The flying foxes (bats) in Sydney’s Hyde Park. They are an extreme statement of wildness very close at hand.

It is not skill, knowledge, intellect,
good luck or bad, but choosing
to feel the strange notes
of our wildness,
for there is not nothingness
despite the easy magic
of despair.

Another moment spent in the company of Terrance Keenan (along with a few others I’ve had in the past, here and here.) The “strange notes of our wildness” as well as the “easy magic” of our darker days—these are both zones I know well.

I am coupling this with another deep dive poem by the good and gentle William Stafford. He speaks with a sage’s measured gait, cutting right past everything that is moving so fast that it stays on the surface of things and can’t get seep down into the root system. I just love this man’s point of view.

A Ritual To Read To Each Other

If you don’t know the kind of person I am
and I don’t know the kind of person you are
a pattern that others made may prevail in the world
and following the wrong god home we may miss our star.

For there is many a small betrayal in the mind,
a shrug that lets the fragile sequence break
sending with shouts the horrible errors of childhood
storming out to play through the broken dike.

And as elephants parade holding each elephant’s tail,
but if one wanders the circus won’t find the park,
I call it cruel and maybe the root of all cruelty
to know what occurs but not recognize the fact.

And so I appeal to a voice, to something shadowy,
a remote important region in all who talk:
though we could fool each other, we should consider—
lest the parade of our mutual life get lost in the dark.
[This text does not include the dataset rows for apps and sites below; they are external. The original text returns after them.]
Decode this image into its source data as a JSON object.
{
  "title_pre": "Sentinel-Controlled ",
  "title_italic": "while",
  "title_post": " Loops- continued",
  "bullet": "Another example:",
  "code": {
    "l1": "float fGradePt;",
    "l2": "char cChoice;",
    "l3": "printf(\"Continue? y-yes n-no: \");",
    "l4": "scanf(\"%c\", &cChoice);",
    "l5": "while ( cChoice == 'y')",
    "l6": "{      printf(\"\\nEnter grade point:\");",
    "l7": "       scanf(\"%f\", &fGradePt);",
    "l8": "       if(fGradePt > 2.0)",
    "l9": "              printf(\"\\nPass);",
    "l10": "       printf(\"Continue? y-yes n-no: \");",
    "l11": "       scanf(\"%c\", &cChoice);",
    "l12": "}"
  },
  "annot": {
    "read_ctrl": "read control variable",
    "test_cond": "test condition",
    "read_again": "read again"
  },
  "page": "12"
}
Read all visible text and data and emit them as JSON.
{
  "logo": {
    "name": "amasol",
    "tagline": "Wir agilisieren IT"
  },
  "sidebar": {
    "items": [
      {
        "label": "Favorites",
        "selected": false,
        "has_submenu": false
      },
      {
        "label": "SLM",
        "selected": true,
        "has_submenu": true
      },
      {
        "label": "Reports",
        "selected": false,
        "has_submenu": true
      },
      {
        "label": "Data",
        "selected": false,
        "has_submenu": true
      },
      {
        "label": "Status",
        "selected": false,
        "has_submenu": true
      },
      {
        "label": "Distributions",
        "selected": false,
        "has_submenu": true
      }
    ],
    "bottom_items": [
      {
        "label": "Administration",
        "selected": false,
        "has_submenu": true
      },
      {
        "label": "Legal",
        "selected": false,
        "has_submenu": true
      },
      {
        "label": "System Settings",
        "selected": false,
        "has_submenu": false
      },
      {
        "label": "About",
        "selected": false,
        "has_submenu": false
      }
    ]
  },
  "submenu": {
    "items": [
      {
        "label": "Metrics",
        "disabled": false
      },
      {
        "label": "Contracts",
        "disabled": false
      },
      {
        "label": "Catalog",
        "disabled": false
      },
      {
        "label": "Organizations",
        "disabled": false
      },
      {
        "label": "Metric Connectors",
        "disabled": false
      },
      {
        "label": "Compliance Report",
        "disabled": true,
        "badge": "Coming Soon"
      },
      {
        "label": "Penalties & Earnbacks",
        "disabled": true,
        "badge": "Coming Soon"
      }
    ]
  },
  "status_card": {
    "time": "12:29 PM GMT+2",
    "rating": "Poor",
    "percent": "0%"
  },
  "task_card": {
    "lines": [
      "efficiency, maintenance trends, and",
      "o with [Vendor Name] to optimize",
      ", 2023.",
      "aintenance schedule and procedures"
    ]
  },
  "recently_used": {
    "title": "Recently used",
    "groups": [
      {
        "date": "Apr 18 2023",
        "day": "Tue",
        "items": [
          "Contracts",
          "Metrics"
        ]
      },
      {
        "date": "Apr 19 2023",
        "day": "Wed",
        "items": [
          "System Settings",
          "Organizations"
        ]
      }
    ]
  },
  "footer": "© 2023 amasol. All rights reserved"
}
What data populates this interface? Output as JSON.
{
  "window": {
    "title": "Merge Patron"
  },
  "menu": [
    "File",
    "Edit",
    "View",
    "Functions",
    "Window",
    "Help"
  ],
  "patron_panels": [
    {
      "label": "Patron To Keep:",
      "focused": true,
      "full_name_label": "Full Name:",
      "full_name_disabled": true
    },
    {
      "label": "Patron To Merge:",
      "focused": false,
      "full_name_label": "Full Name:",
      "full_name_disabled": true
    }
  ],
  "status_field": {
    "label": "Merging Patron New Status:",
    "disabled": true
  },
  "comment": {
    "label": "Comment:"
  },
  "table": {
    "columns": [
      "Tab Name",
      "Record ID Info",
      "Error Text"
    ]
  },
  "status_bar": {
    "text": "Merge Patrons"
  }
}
For it is important that awake people be awake,
or a breaking line may discourage them back to sleep;
the signals we give—yes or no, or maybe—
should be clear: the darkness around us is deep.